I remember the stay-at-home housewife who wistfully conjured up dancing to the music of one of the visiting big bands in Kansas City when she was still a teenager; and the farmer who talked about meeting Eleanor Roosevelt at a union organizing event in New York City when he hadn’t yet “settled down”; and the young man in his thirties who had banked his sperm when first diagnosed with cancer and was hoping he’d live long enough to make a photo album for the child his wife would carry after he died. (I cried as I walked to my car when each of the too few sessions with him ended.)
These were different kinds of deadlines from the production and editing ones I had lived with and worked my life around at Firebrand. There was nothing I could do to slow down disease, to rework schedules to accommodate changed medical conditions. These were not situations where my skill and determination could alter what I had decided were the drop-dead dates that would allow scheduling to proceed apace. (While I had often used the “drop-dead date” phrase in a book production timeline, it catches me up short as I write this.)
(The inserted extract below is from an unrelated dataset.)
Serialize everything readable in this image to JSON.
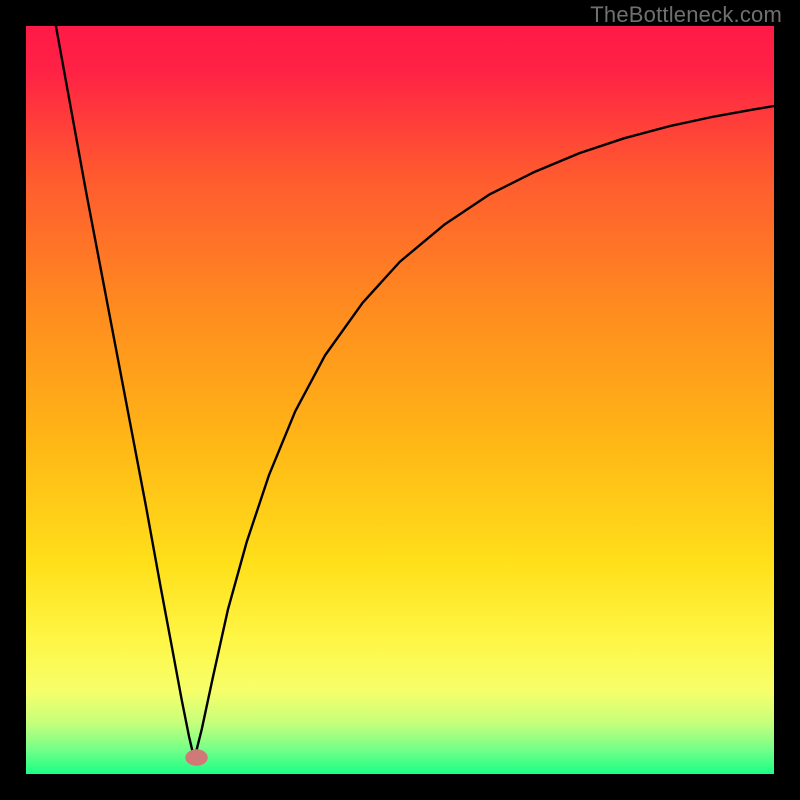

People died. Sometimes that was extremely sad. Occasionally it was emotionally devastating, and I had to take a step back from the work for a while. But there was something about knowing from the beginning what the ending was going to be that made it a different kind of experience. I was traveling a path with the person, if only in a minor way, and in my being there I was part of both their life and their death. The stories I heard and the relationships that grew as I asked questions and recorded our exchanges while they were living their lives, while they were dying, made my life richer.
The things I experienced and learned were moving and difficult: How very few people were able to or interested in talking about their life. Maybe because being a Hospicare client meant that they knew their life was ending and it was more than they could handle. But often it seemed as if they couldn’t acknowledge that their life had really mattered. When I asked what the things were that they had done that were important to them, that they wanted their loved ones to remember about them, I was usually told: “I didn’t do anything special. I really don’t have anything particularly interesting to tell.”
How different from my authors who believed that their stories, their truths, needed to be told, who were fairly brimming over with the desire to be listened to, to be seen and heard.
Nancy K. Bereano, is the founding editor and publisher of Firebrand Books, the groundbreaking and award-winning lesbian and feminist press (1985-2000) with 105 titles on its list, including work by Dorothy Allison, Alison Bechdel, Leslie Feinberg, Jewelle Gomez, and Audre Lorde. With a long grassroots activist history, both within and outside the LGBTQ community, Nancy is NYC born and raised but has lived in Ithaca for the past 54 of her 80 years. Although she has mentored many writers as editor and publisher, Fanning the Flames: The Making of (a) Firebrand, a personal/political memoir, is her first book-length manuscript. The building on the Commons in which Firebrand’s office was located was recently granted historic preservation status.